[Data records for software interfaces]
=== Section Start ===

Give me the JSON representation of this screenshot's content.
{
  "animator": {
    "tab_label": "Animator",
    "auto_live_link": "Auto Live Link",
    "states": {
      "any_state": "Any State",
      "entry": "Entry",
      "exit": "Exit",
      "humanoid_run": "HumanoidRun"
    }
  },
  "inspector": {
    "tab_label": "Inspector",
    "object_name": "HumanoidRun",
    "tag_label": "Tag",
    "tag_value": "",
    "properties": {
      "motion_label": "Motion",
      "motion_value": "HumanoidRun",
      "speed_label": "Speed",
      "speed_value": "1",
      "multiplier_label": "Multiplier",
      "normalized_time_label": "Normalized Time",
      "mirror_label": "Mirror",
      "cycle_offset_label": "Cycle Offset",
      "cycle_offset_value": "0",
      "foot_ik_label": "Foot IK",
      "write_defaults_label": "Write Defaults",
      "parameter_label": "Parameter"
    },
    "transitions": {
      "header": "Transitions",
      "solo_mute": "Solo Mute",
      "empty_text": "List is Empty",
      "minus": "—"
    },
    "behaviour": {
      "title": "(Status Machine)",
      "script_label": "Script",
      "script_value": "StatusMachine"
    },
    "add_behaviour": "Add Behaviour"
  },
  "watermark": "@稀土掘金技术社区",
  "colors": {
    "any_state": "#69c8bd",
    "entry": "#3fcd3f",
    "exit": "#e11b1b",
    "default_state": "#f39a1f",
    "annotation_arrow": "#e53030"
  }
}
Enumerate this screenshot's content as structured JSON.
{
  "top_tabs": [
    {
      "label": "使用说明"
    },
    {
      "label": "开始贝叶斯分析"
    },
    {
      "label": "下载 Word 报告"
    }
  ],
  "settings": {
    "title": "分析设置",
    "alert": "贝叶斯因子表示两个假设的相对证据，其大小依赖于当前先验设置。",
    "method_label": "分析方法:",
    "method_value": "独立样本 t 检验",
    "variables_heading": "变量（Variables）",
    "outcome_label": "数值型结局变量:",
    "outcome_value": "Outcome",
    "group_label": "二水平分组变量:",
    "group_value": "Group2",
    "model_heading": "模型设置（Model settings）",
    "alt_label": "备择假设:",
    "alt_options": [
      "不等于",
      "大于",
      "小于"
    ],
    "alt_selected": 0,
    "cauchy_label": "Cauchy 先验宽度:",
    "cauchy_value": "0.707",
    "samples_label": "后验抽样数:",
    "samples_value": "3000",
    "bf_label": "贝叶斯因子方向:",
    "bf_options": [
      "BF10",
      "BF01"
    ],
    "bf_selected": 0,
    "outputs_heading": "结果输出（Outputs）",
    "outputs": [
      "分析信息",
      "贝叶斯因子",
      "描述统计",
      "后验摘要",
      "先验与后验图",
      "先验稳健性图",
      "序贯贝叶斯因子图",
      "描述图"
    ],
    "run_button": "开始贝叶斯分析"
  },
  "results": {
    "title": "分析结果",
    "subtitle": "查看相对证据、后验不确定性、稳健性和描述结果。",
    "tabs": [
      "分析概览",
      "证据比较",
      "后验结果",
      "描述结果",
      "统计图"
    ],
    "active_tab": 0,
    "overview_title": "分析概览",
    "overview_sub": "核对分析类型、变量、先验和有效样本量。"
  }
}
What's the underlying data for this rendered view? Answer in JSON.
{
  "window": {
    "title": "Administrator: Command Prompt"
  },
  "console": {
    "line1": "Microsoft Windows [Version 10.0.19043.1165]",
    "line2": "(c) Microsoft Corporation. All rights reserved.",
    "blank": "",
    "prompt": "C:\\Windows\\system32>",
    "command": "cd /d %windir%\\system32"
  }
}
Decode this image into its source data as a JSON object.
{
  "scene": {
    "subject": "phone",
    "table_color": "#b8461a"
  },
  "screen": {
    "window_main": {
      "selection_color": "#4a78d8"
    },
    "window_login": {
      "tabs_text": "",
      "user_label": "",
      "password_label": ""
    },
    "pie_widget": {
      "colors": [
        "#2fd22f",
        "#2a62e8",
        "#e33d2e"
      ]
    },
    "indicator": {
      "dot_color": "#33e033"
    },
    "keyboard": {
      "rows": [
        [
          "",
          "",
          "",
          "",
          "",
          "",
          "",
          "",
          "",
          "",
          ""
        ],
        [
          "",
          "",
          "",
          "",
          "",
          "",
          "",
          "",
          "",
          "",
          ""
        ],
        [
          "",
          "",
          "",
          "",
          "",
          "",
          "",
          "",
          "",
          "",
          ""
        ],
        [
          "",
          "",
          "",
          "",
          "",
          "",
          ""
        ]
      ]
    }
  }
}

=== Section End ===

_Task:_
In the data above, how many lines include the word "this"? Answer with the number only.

_Answer area:_
4